The year’s other major Oscar contender, “12 Years a Slave,” won three awards out of nine nominations. Based closely on the 1853 memoirs of Solomon Northup (British-born actor Chiwetel Ejiofor) — a free black pressed into slavery — the film is impeccably crafted and intentionally tough to watch, and it sparked a new national conversation about the legacy of America’s “peculiar institution.”
The Oscar for best animated feature went to “Frozen,” the box-office hit about sisterly rivalry; the film also won best original song, for the soaring “Let It Go.” The awards represent a resurgence for Walt Disney Animation Studios after years of laboring in the shadow of corporate stable mate Pixar. That company has won seven best animated feature Oscars since the category debuted in 2000; this year, it didn’t even have a nomination. “Mr. Hublot,” a sprightly CGI fantasy about a mechanical man and his robot dog, won best animated short.
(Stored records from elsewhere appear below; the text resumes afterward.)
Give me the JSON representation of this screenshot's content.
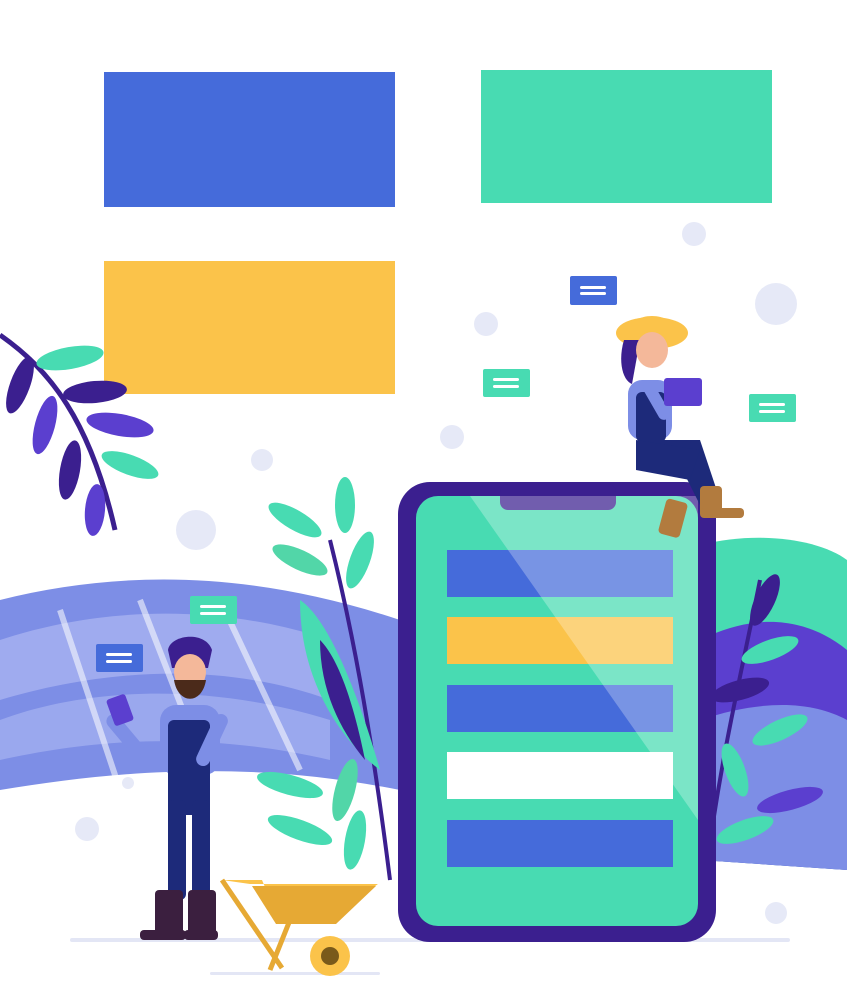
{
  "colors": {
    "blue": "#456bda",
    "green": "#48dbb2",
    "yellow": "#fbc34a",
    "purple_dark": "#3b1f8f",
    "purple": "#5b3fcf",
    "lavender": "#7d8ee6",
    "lavender_light": "#a7b3f1",
    "mint": "#52d6a8",
    "navy": "#1d2a7a",
    "dot": "#e6e9f7",
    "ground": "#e3e6f5",
    "white": "#ffffff"
  },
  "tiles": [
    {
      "id": "blue",
      "color_key": "blue"
    },
    {
      "id": "green",
      "color_key": "green"
    },
    {
      "id": "yellow",
      "color_key": "yellow"
    }
  ],
  "phone": {
    "rows": [
      "blue",
      "yellow",
      "blue",
      "white",
      "blue"
    ]
  },
  "icons": [
    "chat-bubble-icon",
    "tablet-icon",
    "smartphone-icon",
    "wheelbarrow-icon",
    "leaf-branch-icon"
  ]
}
In a very competitive field, “20 Feet From Stardom” won best documentary feature. The feel-good film about the great back-up singers of pop music history was an audience favorite, if not of pundits who hoped for a win for “The Act of Killing,” about Indonesian mass killings; Darlene Love, one of the featured singers in “20 Feet From Stardom,” was brought up by director Morgan Neville, and belted out her thanks with gospel-styled joy.
The Oscar for documentary short went to “The Lady in Number 6: Music Saved My Life,” about Alice Herz-Sommer, a 110-year-old Holocaust survivor. Herz-Sommer passed away last week, and director Malcolm Clarke dedicated the win to her memory. Denmark’s “Helium,” a sentimental story of a dying boy soothed by fantasy, won best live-action short.
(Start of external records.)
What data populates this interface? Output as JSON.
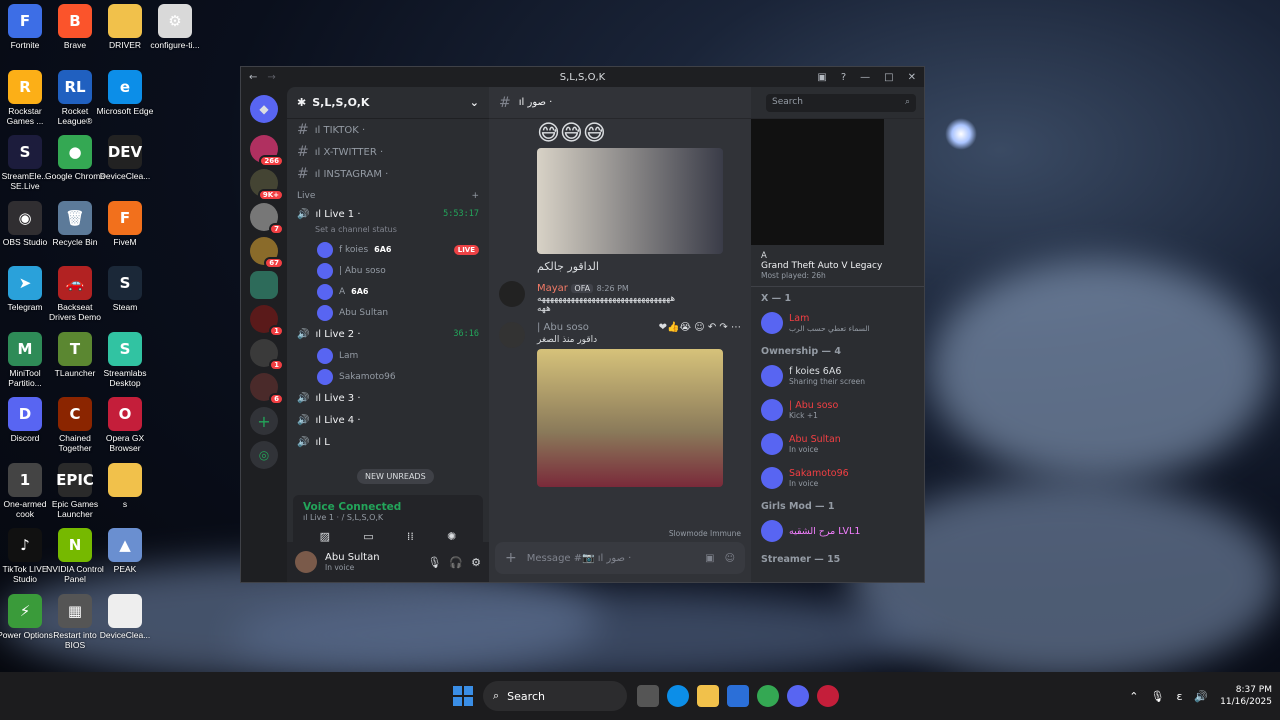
{
  "desktop": {
    "icons": [
      {
        "label": "Fortnite",
        "glyph": "F",
        "color": "#3d6ee6"
      },
      {
        "label": "Brave",
        "glyph": "B",
        "color": "#fb542b"
      },
      {
        "label": "DRIVER",
        "glyph": "",
        "color": "#f1c14b"
      },
      {
        "label": "configure-ti...",
        "glyph": "⚙",
        "color": "#d9d9d9"
      },
      {
        "label": "Rockstar Games ...",
        "glyph": "R",
        "color": "#fcaf17"
      },
      {
        "label": "Rocket League®",
        "glyph": "RL",
        "color": "#2060c0"
      },
      {
        "label": "Microsoft Edge",
        "glyph": "e",
        "color": "#0c8ee8"
      },
      {
        "label": "StreamEle... SE.Live",
        "glyph": "S",
        "color": "#1c1c3c"
      },
      {
        "label": "Google Chrome",
        "glyph": "●",
        "color": "#34a853"
      },
      {
        "label": "DeviceClea...",
        "glyph": "DEV",
        "color": "#222222"
      },
      {
        "label": "OBS Studio",
        "glyph": "◉",
        "color": "#302e31"
      },
      {
        "label": "Recycle Bin",
        "glyph": "🗑",
        "color": "#5c7a99"
      },
      {
        "label": "FiveM",
        "glyph": "F",
        "color": "#f2701c"
      },
      {
        "label": "Telegram",
        "glyph": "➤",
        "color": "#2aa1da"
      },
      {
        "label": "Backseat Drivers Demo",
        "glyph": "🚗",
        "color": "#b22222"
      },
      {
        "label": "Steam",
        "glyph": "S",
        "color": "#1b2838"
      },
      {
        "label": "MiniTool Partitio...",
        "glyph": "M",
        "color": "#2e8b57"
      },
      {
        "label": "TLauncher",
        "glyph": "T",
        "color": "#5b8731"
      },
      {
        "label": "Streamlabs Desktop",
        "glyph": "S",
        "color": "#31c3a2"
      },
      {
        "label": "Discord",
        "glyph": "D",
        "color": "#5865f2"
      },
      {
        "label": "Chained Together",
        "glyph": "C",
        "color": "#8b2500"
      },
      {
        "label": "Opera GX Browser",
        "glyph": "O",
        "color": "#c41e3a"
      },
      {
        "label": "One-armed cook",
        "glyph": "1",
        "color": "#444444"
      },
      {
        "label": "Epic Games Launcher",
        "glyph": "EPIC",
        "color": "#2a2a2a"
      },
      {
        "label": "s",
        "glyph": "",
        "color": "#f1c14b"
      },
      {
        "label": "TikTok LIVE Studio",
        "glyph": "♪",
        "color": "#111111"
      },
      {
        "label": "NVIDIA Control Panel",
        "glyph": "N",
        "color": "#76b900"
      },
      {
        "label": "PEAK",
        "glyph": "▲",
        "color": "#6a8fd0"
      },
      {
        "label": "Power Options",
        "glyph": "⚡",
        "color": "#3a9b3a"
      },
      {
        "label": "Restart into BIOS",
        "glyph": "▦",
        "color": "#555555"
      },
      {
        "label": "DeviceClea...",
        "glyph": "",
        "color": "#eeeeee"
      }
    ]
  },
  "window": {
    "title": "S,L,S,O,K",
    "server_name": "S,L,S,O,K",
    "text_channels": [
      "ıl TIKTOK ·",
      "ıl X-TWITTER ·",
      "ıl INSTAGRAM ·"
    ],
    "voice_category": "Live",
    "voice_channels": [
      {
        "name": "ıl Live 1 ·",
        "time": "5:53:17",
        "status": "Set a channel status",
        "members": [
          {
            "name": "f koies",
            "tag": "6A6",
            "live": "LIVE"
          },
          {
            "name": "| Abu soso",
            "tag": "",
            "live": ""
          },
          {
            "name": "A",
            "tag": "6A6",
            "live": ""
          },
          {
            "name": "Abu Sultan",
            "tag": "",
            "live": ""
          }
        ]
      },
      {
        "name": "ıl Live 2 ·",
        "time": "36:16",
        "status": "",
        "members": [
          {
            "name": "Lam",
            "tag": "",
            "live": ""
          },
          {
            "name": "Sakamoto96",
            "tag": "",
            "live": ""
          }
        ]
      },
      {
        "name": "ıl Live 3 ·",
        "time": "",
        "status": "",
        "members": []
      },
      {
        "name": "ıl Live 4 ·",
        "time": "",
        "status": "",
        "members": []
      },
      {
        "name": "ıl L",
        "time": "",
        "status": "",
        "members": []
      }
    ],
    "new_unreads": "NEW UNREADS",
    "voice_connected": "Voice Connected",
    "voice_location": "ıl Live 1 · / S,L,S,O,K",
    "user": {
      "name": "Abu Sultan",
      "status": "In voice"
    },
    "guild_badges": [
      "266",
      "9K+",
      "7",
      "67",
      "1",
      "1",
      "1",
      "6"
    ],
    "chat": {
      "channel": "ıl صور ·",
      "search_placeholder": "Search",
      "caption1": "الداقور جالكم",
      "msg2_author": "Mayar",
      "msg2_badge": "OFA",
      "msg2_time": "8:26 PM",
      "msg2_text": "ههههههههههههههههههههههههههههههههه",
      "msg2_text2": "ههه",
      "msg3_author": "| Abu soso",
      "msg3_text": "داقور منذ الصغر",
      "slowmode": "Slowmode Immune",
      "compose_placeholder": "Message #📷 ıl صور ·"
    },
    "members": {
      "activity_user": "A",
      "activity_game": "Grand Theft Auto V Legacy",
      "activity_played": "Most played: 26h",
      "sections": [
        {
          "title": "X — 1",
          "people": [
            {
              "name": "Lam",
              "sub": "السماء تعطي حسب الرب",
              "color": "#f23f43"
            }
          ]
        },
        {
          "title": "Ownership — 4",
          "people": [
            {
              "name": "f koies 6A6",
              "sub": "Sharing their screen",
              "color": "#dbdee1"
            },
            {
              "name": "| Abu soso",
              "sub": "Kick +1",
              "color": "#f23f43"
            },
            {
              "name": "Abu Sultan",
              "sub": "In voice",
              "color": "#f23f43"
            },
            {
              "name": "Sakamoto96",
              "sub": "In voice",
              "color": "#f23f43"
            }
          ]
        },
        {
          "title": "Girls Mod — 1",
          "people": [
            {
              "name": "مرح الشقيه LVL1",
              "sub": "",
              "color": "#f47fff"
            }
          ]
        },
        {
          "title": "Streamer — 15",
          "people": []
        }
      ]
    }
  },
  "taskbar": {
    "search": "Search",
    "time": "8:37 PM",
    "date": "11/16/2025",
    "lang": "ε"
  }
}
Catherine Martin won best costume design and, along with set designer Beverley Dunn, best production design for “The Great Gatsby,” marking the third and fourth time Martin has won an Oscar working on a film by her husband, director Baz Luhrmann. In addition to its acting wins, “Dallas Buyers Club” won best makeup and hairstyling, a foregone conclusion in a category whose other nominees were the critically maligned “Lone Ranger” and “Jackass Presents: Bad Grandpa.”
“The Great Beauty” won the Academy Award for best foreign language film; the Felliniesque Italian film, exquisitely directed by Paolo Sorrentino, clearly struck a chord with Academy members, who cheered when its title was announced.
The ceremonies also seemed to mark an end to the fiddling in recent years with the Oscar night formula. The host, comedian and talk-show host Ellen DeGeneres, seemed chosen as a likable low-key presence after the divisive performances of “Family Guy” creator Seth MacFarlane last year and James Franco and Anne Hathaway in 2011.
The movie year’s breadth of intent was reflected as well in the six other nominees for best picture. “Captain Phillips,” “Dallas Buyers Club,” and “Philomena” were sharply acted dramas based on true stories; “Nebraska” was a wryly moving black-and-white drama about coming to terms with the past; and “Her” peered into the near future to mull over our relationships with technology. Finally, there was “The Wolf of Wall Street,” Martin Scorsese’s grandly self-indulgent ode to Wall Street self-indulgence. This year, though, wretched excess did not seem to be on Oscar’s mind.